Rachel Gichinga of Kuweni Serious is thinking about elections as well, and specifically about the importance of attacking apathy, which she identifies as a key evil affecting certain Kenyan communities. She identifies herself as part of a group of educated, well-to-do young Kenyans who have disproportionate power to influence politics, but who are usually sidelined by a sense of frustration and futility. Kuweni Serious, a group that came together in the wake of conflict after the 2007 elections, uses viral video to reach this group of young Kenyans. One of their secret weapons is Jim Chuchu, member of electronica band Just a Band and the man behind the remarkable Makmende viral video. (Kuleni Serious’s videos have the same timeless, sun-drenched look as the Makmende trailer – I’m wondering of one of Kenya’s next tech exports will be an Adobe AfterEffects plug-in that gives you the Chuchu look.) The work Rachel and others in her group are doing reminds me of Enough is Enough and other groups trying to use both political and social issues to convince Nigerian youth that they can have a voice in civic affairs – it’s exciting to think that there’s a movement in different corners of the continent to mobilize youth around the idea that they can and should have a voice in politics.
Jessica Colaco wonders whether the next generation of Kenyan youth are starting to use social media in a different way than peers a decade older. When not managing the iHub, she’s an MBA student at Strathmore University, building experiments to test the ways different groups of Kenyans interact with social media. She suspects that there’s a generation gap and that Kenyans under 25 expect to be in dialog with everyone online, from individuals to corporations. When older Kenyans have problems with Safaricom, she tells me, they complain to one another, while younger ones start messaging the company on Twitter and Facebook, demanding the company respond in much the way we’d expect an individual to. For her, the iHub isn’t just an incubator, but a lab, where she’s able to watch the behavior of Kenyan early adopters change in real time.
Given the richness of the conversation at the iHub, it’s not always the easiest place to get work done. Erik tells me he spends two days a week working from home in the hopes of getting grantwriting and other focused activity done. Limo Taboi is based in the quietest corner of iHub and exudes a sense of calm amd focus that creates a cone of silence around him and his laptop. Better known as “Bankelele“, Limo is Kenya’s top financial blogger, and perhaps, top financial writer. And now he’s the financial manager of Ushahidi, wrestling into submission the finances of an organization with principal players scattered around the world. Blogging at the iHub is a mixed blessing, he tells me – “We’ve got so many great events here, you’d think I’d get blog posts out every day. But I’m so buried in the rest of my work, it’s hard to find the time to get a post into the shape where I can publish it.” My guess is that this is a symptom of the overwhelming nature of the iHub – there’s so much going on, it’s hard to present a thorough picture.

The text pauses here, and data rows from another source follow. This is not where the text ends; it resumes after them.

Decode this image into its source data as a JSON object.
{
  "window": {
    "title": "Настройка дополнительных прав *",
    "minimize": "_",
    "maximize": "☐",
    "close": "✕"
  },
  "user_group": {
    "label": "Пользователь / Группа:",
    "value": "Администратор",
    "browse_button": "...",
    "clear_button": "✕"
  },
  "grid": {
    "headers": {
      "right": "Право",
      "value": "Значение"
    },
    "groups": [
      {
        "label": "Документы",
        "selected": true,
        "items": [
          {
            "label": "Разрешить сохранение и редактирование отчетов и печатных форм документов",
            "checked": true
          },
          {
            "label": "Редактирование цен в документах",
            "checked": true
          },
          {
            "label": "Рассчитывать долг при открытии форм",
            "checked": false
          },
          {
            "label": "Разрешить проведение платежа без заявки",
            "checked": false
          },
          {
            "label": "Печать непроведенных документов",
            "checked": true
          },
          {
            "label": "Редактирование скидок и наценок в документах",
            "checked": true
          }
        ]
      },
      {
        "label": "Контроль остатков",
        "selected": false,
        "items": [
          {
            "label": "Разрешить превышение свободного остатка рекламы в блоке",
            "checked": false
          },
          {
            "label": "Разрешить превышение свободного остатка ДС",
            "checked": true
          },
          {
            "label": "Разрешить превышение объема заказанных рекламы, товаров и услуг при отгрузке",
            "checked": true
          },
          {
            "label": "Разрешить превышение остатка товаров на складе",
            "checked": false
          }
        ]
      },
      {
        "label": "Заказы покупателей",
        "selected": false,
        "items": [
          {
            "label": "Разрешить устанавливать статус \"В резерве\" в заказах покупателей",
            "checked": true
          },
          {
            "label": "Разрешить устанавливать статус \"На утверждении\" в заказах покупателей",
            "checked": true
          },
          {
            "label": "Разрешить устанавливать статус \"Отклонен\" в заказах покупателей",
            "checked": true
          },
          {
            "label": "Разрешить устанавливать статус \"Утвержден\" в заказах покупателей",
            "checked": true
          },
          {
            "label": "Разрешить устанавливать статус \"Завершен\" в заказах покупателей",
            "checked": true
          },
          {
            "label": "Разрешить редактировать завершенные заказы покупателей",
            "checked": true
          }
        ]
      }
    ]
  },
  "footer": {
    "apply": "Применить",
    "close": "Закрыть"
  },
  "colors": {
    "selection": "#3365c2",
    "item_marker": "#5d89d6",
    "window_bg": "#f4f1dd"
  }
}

At the board meeting on Wednesday, Erik closed his presentation with a slide titled, “Kenya Matters”. Kenya’s not just part of the narrative behind Ushahidi, a platform used globally but developed by Kenyans to respond to a domestic political crisis. Kenya matters because it’s one of the places where the future of technology is coming into focus, where a generation of creative people are building the future, one experiment at a time. iHub makes sense because it’s the physical manifestation of the creative collaboration that took Ushahidi from idea to project to platform within months. I had to go to Nairobi before I really got it. And now I don’t want to leave.